===== PROVIDED DATA =====
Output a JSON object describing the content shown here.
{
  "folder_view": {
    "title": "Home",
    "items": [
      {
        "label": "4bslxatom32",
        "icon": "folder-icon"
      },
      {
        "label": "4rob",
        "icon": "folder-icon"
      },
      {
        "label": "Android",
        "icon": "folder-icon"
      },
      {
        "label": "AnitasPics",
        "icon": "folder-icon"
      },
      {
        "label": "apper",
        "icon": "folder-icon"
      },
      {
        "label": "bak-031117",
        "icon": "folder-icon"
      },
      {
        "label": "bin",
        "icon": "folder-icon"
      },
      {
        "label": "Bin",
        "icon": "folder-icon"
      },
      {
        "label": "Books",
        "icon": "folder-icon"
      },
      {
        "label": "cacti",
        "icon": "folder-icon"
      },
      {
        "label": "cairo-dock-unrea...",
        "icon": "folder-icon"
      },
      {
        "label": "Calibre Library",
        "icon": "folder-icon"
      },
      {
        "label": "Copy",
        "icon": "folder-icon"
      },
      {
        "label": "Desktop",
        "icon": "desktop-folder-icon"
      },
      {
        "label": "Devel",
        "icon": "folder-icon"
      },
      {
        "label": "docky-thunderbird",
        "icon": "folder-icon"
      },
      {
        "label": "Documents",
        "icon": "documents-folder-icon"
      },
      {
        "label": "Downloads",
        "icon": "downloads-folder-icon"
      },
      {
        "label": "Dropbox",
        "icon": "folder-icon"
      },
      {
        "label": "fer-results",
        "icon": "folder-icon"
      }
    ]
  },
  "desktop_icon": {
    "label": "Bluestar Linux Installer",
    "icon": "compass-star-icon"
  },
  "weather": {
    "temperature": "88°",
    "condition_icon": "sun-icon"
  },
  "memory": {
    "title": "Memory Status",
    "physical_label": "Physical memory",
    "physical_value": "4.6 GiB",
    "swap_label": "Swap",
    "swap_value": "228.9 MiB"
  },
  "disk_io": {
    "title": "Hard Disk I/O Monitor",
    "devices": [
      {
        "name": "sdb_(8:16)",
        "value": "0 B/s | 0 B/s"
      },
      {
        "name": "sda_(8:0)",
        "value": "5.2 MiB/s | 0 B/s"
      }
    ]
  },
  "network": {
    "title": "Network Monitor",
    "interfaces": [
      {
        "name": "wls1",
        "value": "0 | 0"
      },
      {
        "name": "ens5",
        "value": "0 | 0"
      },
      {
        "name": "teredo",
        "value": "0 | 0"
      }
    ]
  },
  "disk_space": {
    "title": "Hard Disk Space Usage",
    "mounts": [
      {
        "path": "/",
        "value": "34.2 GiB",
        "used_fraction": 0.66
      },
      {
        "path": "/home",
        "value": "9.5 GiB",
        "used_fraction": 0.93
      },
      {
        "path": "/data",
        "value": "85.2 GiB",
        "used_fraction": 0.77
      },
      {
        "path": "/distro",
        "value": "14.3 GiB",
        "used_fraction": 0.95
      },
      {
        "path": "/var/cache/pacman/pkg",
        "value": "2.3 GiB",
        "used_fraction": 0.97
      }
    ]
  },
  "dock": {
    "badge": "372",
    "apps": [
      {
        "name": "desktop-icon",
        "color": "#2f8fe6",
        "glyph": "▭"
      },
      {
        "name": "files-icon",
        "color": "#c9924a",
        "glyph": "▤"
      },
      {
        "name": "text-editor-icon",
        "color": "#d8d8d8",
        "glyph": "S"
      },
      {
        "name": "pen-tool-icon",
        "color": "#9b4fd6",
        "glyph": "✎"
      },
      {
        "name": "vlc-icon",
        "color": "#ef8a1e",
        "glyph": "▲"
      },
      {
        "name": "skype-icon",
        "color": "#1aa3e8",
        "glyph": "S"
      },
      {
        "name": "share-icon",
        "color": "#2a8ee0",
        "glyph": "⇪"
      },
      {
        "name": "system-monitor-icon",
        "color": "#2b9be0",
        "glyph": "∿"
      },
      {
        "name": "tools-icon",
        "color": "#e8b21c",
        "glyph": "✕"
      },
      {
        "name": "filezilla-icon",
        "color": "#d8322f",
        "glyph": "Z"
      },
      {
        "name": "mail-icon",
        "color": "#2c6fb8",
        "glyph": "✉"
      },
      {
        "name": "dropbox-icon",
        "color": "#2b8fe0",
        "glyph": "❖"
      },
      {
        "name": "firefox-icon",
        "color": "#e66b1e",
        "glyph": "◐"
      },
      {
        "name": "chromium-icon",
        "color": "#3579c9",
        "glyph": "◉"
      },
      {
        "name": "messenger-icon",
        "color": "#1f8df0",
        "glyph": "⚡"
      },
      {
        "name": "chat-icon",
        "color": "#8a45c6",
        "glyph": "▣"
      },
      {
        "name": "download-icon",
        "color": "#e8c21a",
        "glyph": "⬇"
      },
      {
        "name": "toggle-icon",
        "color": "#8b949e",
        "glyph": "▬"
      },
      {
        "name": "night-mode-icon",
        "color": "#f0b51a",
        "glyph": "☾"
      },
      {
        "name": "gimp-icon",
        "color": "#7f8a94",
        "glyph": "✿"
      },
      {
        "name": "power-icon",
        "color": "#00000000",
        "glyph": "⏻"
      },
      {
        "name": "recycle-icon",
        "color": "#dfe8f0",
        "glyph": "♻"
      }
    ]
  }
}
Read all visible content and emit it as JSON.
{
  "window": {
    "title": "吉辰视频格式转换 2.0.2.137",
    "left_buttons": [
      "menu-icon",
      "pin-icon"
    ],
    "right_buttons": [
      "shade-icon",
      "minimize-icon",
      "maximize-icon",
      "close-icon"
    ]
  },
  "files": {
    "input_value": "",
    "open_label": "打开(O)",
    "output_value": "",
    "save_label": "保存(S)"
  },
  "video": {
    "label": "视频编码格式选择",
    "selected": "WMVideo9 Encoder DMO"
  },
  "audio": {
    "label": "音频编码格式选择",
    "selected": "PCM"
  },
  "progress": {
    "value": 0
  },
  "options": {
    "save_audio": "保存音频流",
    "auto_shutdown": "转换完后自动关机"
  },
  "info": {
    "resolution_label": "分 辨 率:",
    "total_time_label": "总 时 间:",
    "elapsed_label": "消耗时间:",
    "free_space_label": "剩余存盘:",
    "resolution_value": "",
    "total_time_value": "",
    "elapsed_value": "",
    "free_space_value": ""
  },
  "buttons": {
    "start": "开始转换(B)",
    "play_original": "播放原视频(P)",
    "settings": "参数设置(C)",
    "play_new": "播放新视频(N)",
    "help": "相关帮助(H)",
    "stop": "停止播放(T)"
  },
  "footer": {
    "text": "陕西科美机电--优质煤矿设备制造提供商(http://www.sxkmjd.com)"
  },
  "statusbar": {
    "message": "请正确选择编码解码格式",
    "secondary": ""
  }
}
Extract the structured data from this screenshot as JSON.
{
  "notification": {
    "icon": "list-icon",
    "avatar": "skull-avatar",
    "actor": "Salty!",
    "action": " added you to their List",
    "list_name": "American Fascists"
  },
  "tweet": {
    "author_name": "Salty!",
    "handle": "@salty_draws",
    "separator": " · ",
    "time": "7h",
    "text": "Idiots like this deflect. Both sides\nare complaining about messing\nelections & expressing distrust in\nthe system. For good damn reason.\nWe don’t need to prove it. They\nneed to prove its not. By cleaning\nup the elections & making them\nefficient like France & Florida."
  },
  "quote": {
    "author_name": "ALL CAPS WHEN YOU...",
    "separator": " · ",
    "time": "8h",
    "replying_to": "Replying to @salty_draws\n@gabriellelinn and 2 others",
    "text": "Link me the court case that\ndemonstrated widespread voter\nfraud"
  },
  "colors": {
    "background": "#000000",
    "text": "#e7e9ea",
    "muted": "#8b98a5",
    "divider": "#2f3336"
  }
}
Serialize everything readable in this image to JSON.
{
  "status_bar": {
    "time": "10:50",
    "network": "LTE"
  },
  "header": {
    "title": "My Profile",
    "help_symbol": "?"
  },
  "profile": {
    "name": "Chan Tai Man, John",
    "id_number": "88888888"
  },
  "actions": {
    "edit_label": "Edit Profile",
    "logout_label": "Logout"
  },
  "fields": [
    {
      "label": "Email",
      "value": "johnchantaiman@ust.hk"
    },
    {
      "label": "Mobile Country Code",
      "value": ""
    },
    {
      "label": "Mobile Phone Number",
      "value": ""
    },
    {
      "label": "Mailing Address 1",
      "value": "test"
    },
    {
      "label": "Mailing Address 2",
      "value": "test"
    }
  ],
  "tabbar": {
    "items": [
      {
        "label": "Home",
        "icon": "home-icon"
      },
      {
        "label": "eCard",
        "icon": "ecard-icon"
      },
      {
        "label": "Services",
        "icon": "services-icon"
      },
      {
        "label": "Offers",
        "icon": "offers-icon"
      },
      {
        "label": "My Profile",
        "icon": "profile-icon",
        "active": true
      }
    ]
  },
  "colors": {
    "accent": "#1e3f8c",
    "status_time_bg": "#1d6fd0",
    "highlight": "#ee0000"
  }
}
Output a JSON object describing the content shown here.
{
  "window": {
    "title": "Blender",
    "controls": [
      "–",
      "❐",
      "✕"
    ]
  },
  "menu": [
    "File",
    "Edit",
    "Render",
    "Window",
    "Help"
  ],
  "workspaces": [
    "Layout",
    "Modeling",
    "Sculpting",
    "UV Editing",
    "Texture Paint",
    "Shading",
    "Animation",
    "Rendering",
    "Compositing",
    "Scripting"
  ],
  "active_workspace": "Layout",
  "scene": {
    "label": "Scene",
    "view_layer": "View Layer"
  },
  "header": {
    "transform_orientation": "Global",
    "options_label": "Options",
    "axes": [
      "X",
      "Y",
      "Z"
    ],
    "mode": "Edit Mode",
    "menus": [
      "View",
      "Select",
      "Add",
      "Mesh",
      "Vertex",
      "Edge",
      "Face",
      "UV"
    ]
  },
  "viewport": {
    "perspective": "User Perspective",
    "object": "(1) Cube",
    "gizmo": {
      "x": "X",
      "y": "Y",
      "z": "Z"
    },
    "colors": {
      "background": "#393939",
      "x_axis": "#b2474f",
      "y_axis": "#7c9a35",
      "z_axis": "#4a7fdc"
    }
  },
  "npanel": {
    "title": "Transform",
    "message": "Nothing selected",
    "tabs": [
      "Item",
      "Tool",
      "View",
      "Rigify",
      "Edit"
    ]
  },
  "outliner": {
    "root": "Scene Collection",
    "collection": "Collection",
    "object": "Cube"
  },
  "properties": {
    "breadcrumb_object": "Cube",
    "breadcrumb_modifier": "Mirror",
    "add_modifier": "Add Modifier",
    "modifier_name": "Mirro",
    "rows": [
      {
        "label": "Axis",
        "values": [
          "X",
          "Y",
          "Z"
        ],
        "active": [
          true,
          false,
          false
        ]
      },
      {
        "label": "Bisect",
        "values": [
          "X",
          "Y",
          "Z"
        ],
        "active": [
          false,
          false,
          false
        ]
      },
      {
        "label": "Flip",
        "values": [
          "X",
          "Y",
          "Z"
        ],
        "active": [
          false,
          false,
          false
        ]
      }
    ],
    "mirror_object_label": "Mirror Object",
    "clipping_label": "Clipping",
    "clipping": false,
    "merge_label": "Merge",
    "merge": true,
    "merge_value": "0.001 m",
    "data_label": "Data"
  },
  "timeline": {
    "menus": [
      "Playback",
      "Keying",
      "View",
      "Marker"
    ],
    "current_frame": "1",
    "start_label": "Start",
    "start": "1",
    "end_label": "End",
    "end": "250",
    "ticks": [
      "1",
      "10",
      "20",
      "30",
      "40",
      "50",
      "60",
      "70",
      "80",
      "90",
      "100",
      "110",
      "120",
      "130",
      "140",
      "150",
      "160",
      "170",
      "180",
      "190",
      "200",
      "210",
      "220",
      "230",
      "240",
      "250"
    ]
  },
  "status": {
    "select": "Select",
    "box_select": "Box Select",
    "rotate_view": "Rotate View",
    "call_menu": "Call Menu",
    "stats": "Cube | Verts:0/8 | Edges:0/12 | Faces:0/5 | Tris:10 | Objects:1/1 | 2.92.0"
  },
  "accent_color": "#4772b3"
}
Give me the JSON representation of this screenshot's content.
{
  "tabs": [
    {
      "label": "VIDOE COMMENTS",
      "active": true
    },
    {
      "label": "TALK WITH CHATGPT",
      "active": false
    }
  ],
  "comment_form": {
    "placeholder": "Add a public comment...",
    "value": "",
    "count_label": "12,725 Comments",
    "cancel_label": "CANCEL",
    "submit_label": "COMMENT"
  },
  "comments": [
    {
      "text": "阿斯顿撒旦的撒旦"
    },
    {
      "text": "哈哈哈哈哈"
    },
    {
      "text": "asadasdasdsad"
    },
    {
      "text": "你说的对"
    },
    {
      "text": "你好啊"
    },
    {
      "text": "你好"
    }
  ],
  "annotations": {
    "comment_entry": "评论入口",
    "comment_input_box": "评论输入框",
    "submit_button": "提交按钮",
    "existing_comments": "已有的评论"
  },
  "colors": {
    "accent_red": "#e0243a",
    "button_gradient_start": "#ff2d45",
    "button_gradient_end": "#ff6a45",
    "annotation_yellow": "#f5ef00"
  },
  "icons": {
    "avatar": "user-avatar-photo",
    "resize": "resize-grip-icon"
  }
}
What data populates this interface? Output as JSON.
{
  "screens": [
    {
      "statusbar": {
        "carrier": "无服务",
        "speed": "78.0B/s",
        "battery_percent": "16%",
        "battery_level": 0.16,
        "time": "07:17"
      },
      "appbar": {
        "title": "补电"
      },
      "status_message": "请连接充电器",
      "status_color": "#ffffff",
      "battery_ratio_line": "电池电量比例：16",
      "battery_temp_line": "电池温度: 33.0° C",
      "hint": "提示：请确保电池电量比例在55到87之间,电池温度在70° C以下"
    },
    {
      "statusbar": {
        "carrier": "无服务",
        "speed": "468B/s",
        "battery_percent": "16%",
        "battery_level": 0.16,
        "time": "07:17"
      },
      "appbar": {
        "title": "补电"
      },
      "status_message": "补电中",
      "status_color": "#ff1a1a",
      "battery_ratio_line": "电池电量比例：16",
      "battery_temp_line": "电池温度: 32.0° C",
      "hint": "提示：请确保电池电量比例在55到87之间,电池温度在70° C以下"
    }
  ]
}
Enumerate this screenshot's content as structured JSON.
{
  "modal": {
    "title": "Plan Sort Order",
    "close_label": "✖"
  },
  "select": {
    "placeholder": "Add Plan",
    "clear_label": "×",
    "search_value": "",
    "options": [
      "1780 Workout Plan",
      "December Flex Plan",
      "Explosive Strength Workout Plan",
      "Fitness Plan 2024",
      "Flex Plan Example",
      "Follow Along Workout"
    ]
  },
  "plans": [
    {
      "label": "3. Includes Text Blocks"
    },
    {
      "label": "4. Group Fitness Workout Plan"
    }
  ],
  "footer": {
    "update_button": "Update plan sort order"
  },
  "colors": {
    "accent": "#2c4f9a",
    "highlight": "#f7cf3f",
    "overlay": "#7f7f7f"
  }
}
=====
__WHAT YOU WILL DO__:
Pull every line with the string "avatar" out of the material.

__RESPONSE BOX__:
    "avatar": "skull-avatar",
    "avatar": "user-avatar-photo",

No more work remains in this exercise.